Let’s compare these two figures more closely—and here I want us to focus on the woman and Jairus, rather than on his daughter. The contrast couldn’t be more stark. Jairus is the ultimate insider, a man of power and significance, a “ruler of the synagogue.” He comes to Jesus, falls at his feet, and begs him to come and heal his daughter.
Unlike Jairus, the woman has no name, no standing in the community, no wealth or power. Indeed, it’s even worse than that. Her condition has made her ritually impure—she cannot participate in the ritual life of the Jewish community because of her hemorrhaging. She can’t imagine approaching Jesus directly, so she tries a different tactic—she thinks that by touching his garment, she may be healed, and that she can escape unnoticed.
Jesus does notice, he feels the power going out from himself, and he asks about what happened. When she comes to him and admits what happened, Jesus’ response is very telling, “Daughter, your faith has made you well. Go in peace and be healed of your disease.” The woman has lived outside of human connection, nameless, with no family. Jesus, in a word, by calling her daughter, restores her to human community. He brings her into relationship with him, remember what he said in response to those who pointed out his family members to him? “Whoever does the will of God is my brother and sister and mother.”
But more than restoring her to the community, and bringing her into new community, he has restored her to herself. His words to her were literally, “Your faith has made you whole.” In the ancient world, wholeness, health, was not just a matter of the body, it involved the whole person. Illness or disease had spiritual significance. Her physical ailment healed, the woman is now a whole person.
The story goes on, the woman leaving the scene, and leaving us to wonder what happened to her. Did she go back home, take up the life she had lost twelve years earlier? Or did she follow Jesus on his journey?
We know where Jesus went. He continued on his way. When he arrived at Jairus’ home to find his daughter dead, he goes into her room and brings her back to life, to her family and community.
In a week in which our nation and people of faith continue to struggle with racism, in a week when in spite of a Supreme Court decision on gay marriage, communities of faith continue to struggle over the full inclusion of LGBT people, these healing stories continue to challenge us. We see Jesus crossing boundaries, breaking through ritual taboos, bringing into relationship the outsider and the outcast.

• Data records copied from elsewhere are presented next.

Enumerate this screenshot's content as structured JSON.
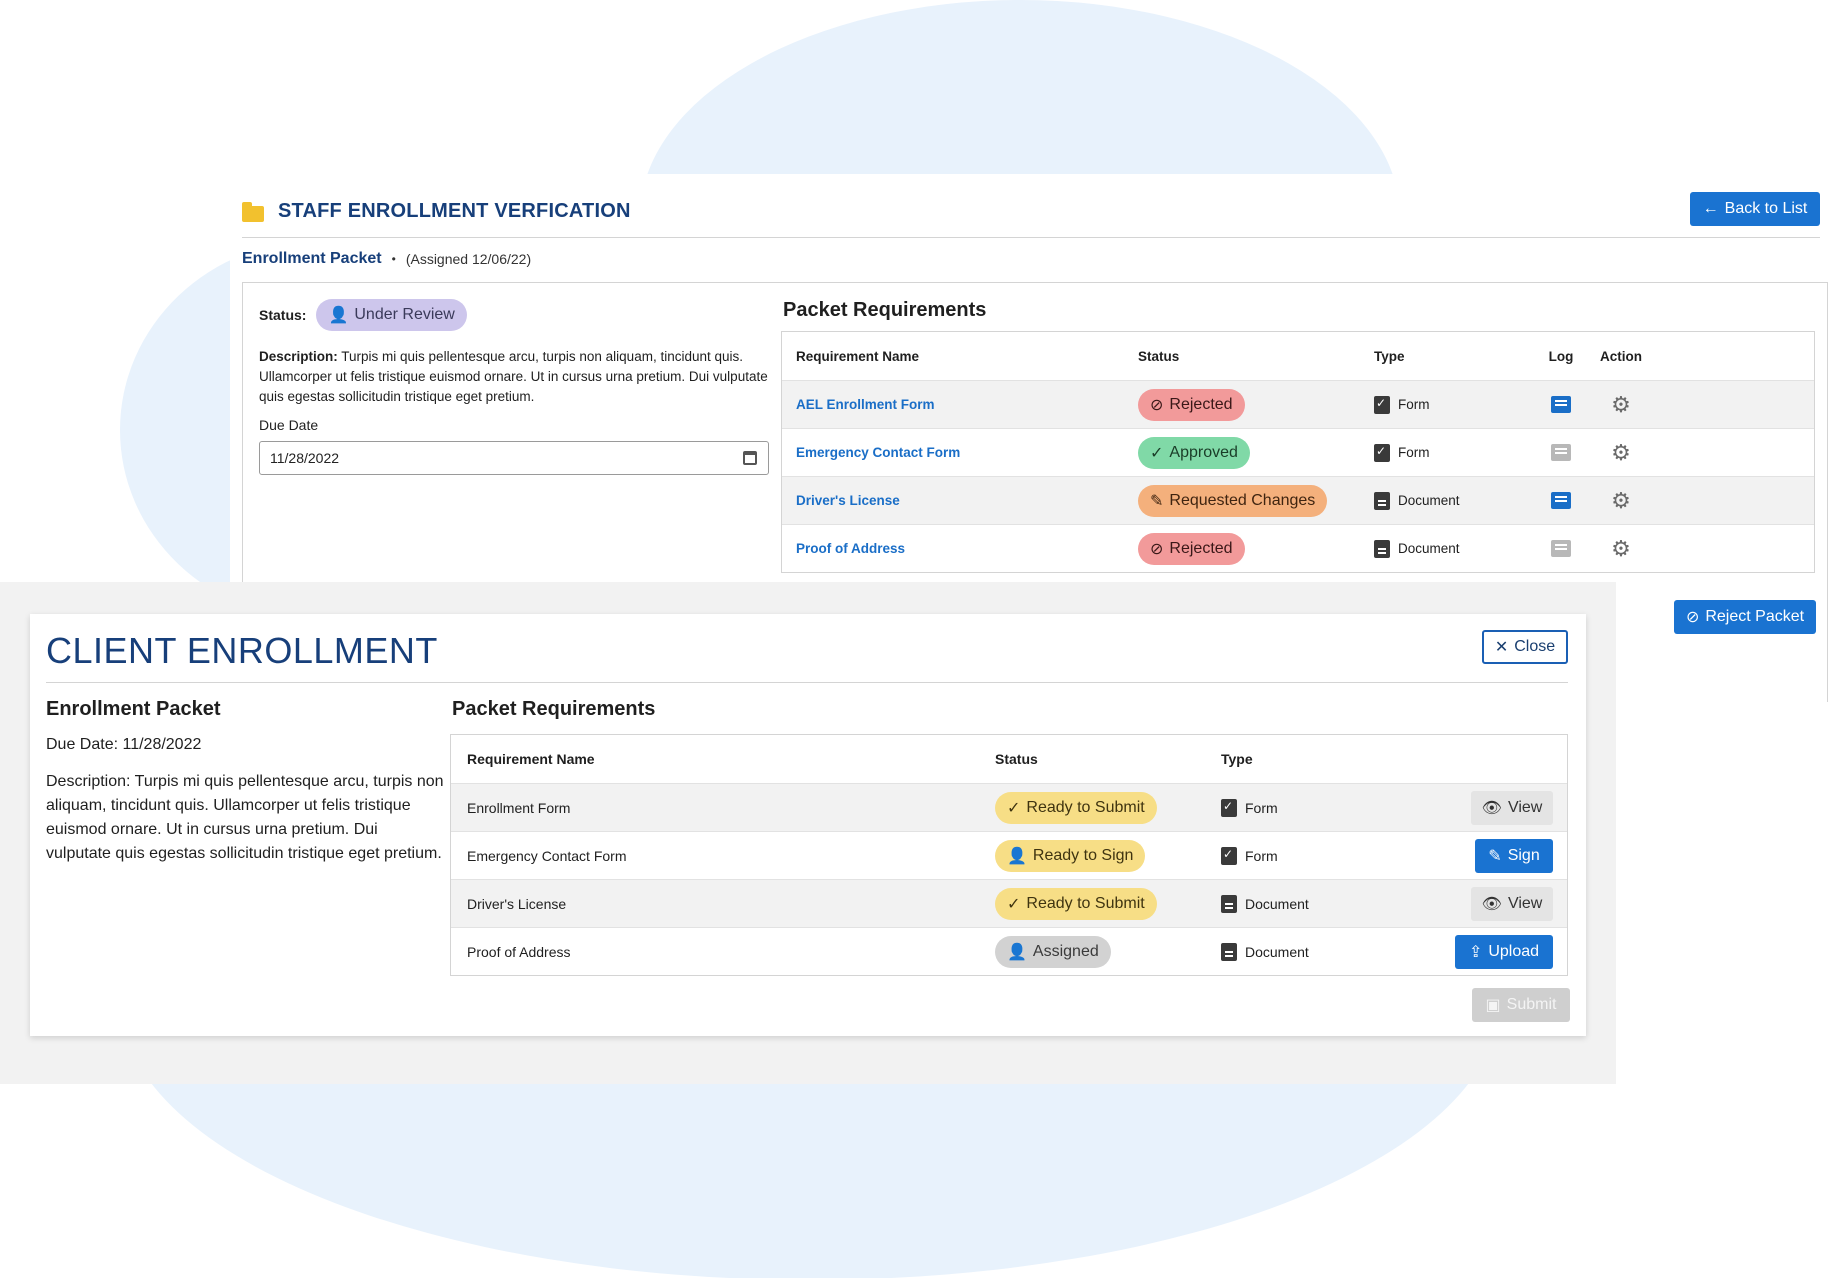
{
  "staff": {
    "title": "STAFF ENROLLMENT VERFICATION",
    "back_label": "Back to List",
    "packet_name": "Enrollment Packet",
    "assigned": "(Assigned 12/06/22)",
    "status_label": "Status:",
    "status_value": "Under Review",
    "description_label": "Description:",
    "description": "Turpis mi quis pellentesque arcu, turpis non aliquam, tincidunt quis. Ullamcorper ut felis tristique euismod ornare. Ut in cursus urna pretium. Dui vulputate quis egestas sollicitudin tristique eget pretium.",
    "due_label": "Due Date",
    "due_value": "11/28/2022",
    "requirements_title": "Packet Requirements",
    "headers": [
      "Requirement Name",
      "Status",
      "Type",
      "Log",
      "Action"
    ],
    "rows": [
      {
        "name": "AEL Enrollment Form",
        "status": "Rejected",
        "type": "Form"
      },
      {
        "name": "Emergency Contact Form",
        "status": "Approved",
        "type": "Form"
      },
      {
        "name": "Driver's License",
        "status": "Requested Changes",
        "type": "Document"
      },
      {
        "name": "Proof of Address",
        "status": "Rejected",
        "type": "Document"
      }
    ],
    "reject_label": "Reject Packet"
  },
  "client": {
    "title": "CLIENT ENROLLMENT",
    "close_label": "Close",
    "packet_name": "Enrollment Packet",
    "due": "Due Date: 11/28/2022",
    "description": "Description: Turpis mi quis pellentesque arcu, turpis non aliquam, tincidunt quis. Ullamcorper ut felis tristique euismod ornare. Ut in cursus urna pretium. Dui vulputate quis egestas sollicitudin tristique eget pretium.",
    "requirements_title": "Packet Requirements",
    "headers": [
      "Requirement Name",
      "Status",
      "Type"
    ],
    "rows": [
      {
        "name": "Enrollment Form",
        "status": "Ready to Submit",
        "type": "Form",
        "action": "View"
      },
      {
        "name": "Emergency Contact Form",
        "status": "Ready to Sign",
        "type": "Form",
        "action": "Sign"
      },
      {
        "name": "Driver's License",
        "status": "Ready to Submit",
        "type": "Document",
        "action": "View"
      },
      {
        "name": "Proof of Address",
        "status": "Assigned",
        "type": "Document",
        "action": "Upload"
      }
    ],
    "submit_label": "Submit"
  }
}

But I’m left with another set of question. I find it interesting that in this instance, the breaking down of barriers and taboos was not initiated by Jesus. The outcast, impure woman, sought Jesus out, she grasped for the hem of his garment in her desperate desire to be healed. I wonder how many people come to us with that same desperate desire, for healing and wholeness, and we don’t even notice them? I wonder how many come to us, looking for connection, for relationship, looking for Jesus, and like the disciples, we see them as a nuisance or distraction.
As I spoke these very words at our early service this morning, a homeless wandered into church, and greeted me loudly from the back, “Hello, Father.” I paused for a moment, struggling to respond, and someone got up and ushered him out. He reached for the hem of my garments, the hem of our garments, and was turned away.
How many encounters and opportunities do we miss because we’re focused on other things on things, or people, we think are more important? I wonder how many opportunities for transformation we miss, because we don’t sense the tug on the hem of our garments?